**ASSIGNMENT**
Give the data again exactly as it appears, excluding any pictures.

**RECORDS**

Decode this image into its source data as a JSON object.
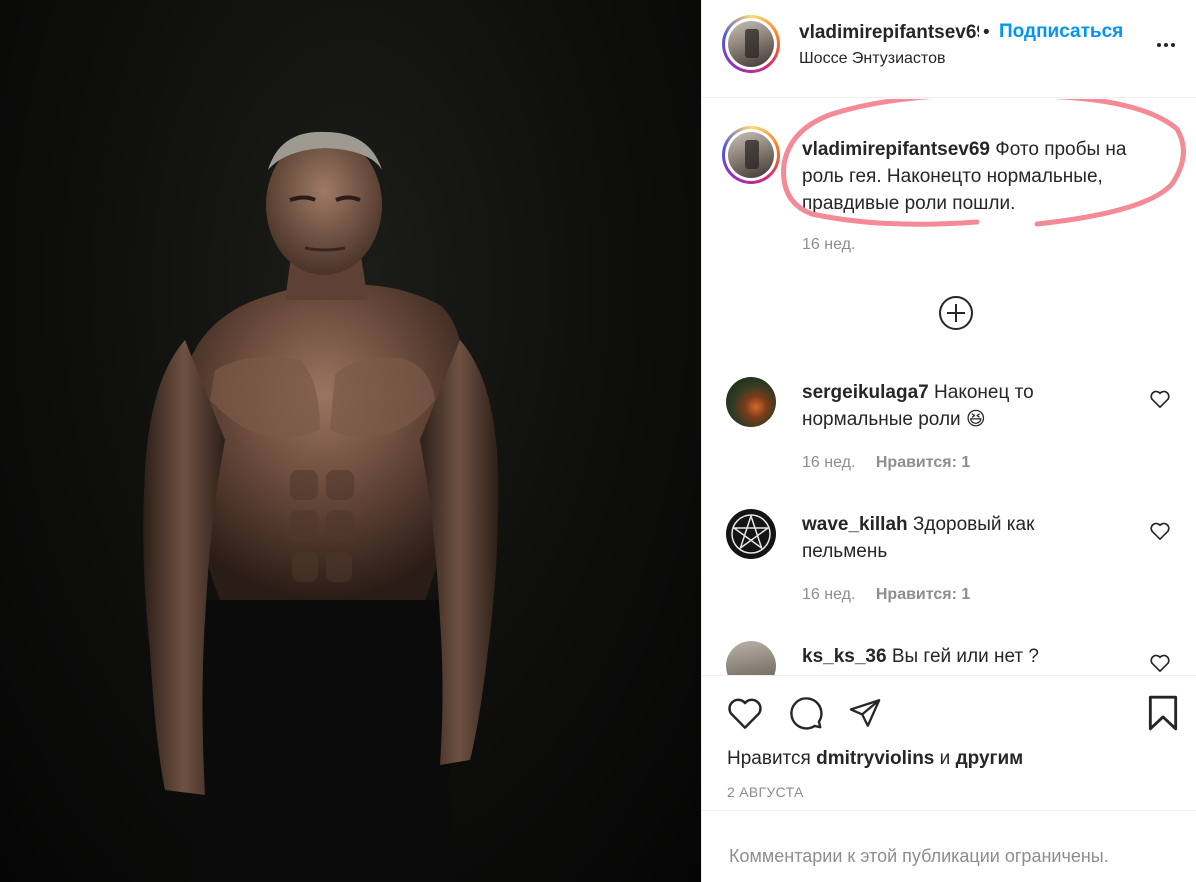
{
  "post": {
    "username": "vladimirepifantsev69",
    "header_username": "vladimirepifantsev69",
    "dot": "•",
    "follow_label": "Подписаться",
    "location": "Шоссе Энтузиастов"
  },
  "caption": {
    "username": "vladimirepifantsev69",
    "text": "Фото пробы на роль гея. Наконецто нормальные, правдивые роли пошли.",
    "time": "16 нед."
  },
  "comments": [
    {
      "username": "sergeikulaga7",
      "text": "Наконец то нормальные роли 😆",
      "time": "16 нед.",
      "likes": "Нравится: 1"
    },
    {
      "username": "wave_killah",
      "text": "Здоровый как пельмень",
      "time": "16 нед.",
      "likes": "Нравится: 1"
    },
    {
      "username": "ks_ks_36",
      "text": "Вы гей или нет ?",
      "time": "",
      "likes": ""
    }
  ],
  "likes_summary": {
    "prefix": "Нравится",
    "user": "dmitryviolins",
    "conj": "и",
    "others": "другим"
  },
  "date": "2 АВГУСТА",
  "comments_restricted": "Комментарии к этой публикации ограничены.",
  "colors": {
    "follow": "#0095f6",
    "secondary_text": "#8e8e8e",
    "annotation": "#f48a96",
    "border": "#efefef"
  },
  "icons": [
    "more-icon",
    "add-comments-icon",
    "heart-icon",
    "comment-icon",
    "share-icon",
    "save-icon"
  ]
}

**OUTPUT FOR THIS TASK**
Decode this image into its source data as a JSON object.
{
  "post": {
    "username": "vladimirepifantsev69",
    "header_username": "vladimirepifantsev69",
    "dot": "•",
    "follow_label": "Подписаться",
    "location": "Шоссе Энтузиастов"
  },
  "caption": {
    "username": "vladimirepifantsev69",
    "text": "Фото пробы на роль гея. Наконецто нормальные, правдивые роли пошли.",
    "time": "16 нед."
  },
  "comments": [
    {
      "username": "sergeikulaga7",
      "text": "Наконец то нормальные роли 😆",
      "time": "16 нед.",
      "likes": "Нравится: 1"
    },
    {
      "username": "wave_killah",
      "text": "Здоровый как пельмень",
      "time": "16 нед.",
      "likes": "Нравится: 1"
    },
    {
      "username": "ks_ks_36",
      "text": "Вы гей или нет ?",
      "time": "",
      "likes": ""
    }
  ],
  "likes_summary": {
    "prefix": "Нравится",
    "user": "dmitryviolins",
    "conj": "и",
    "others": "другим"
  },
  "date": "2 АВГУСТА",
  "comments_restricted": "Комментарии к этой публикации ограничены.",
  "colors": {
    "follow": "#0095f6",
    "secondary_text": "#8e8e8e",
    "annotation": "#f48a96",
    "border": "#efefef"
  },
  "icons": [
    "more-icon",
    "add-comments-icon",
    "heart-icon",
    "comment-icon",
    "share-icon",
    "save-icon"
  ]
}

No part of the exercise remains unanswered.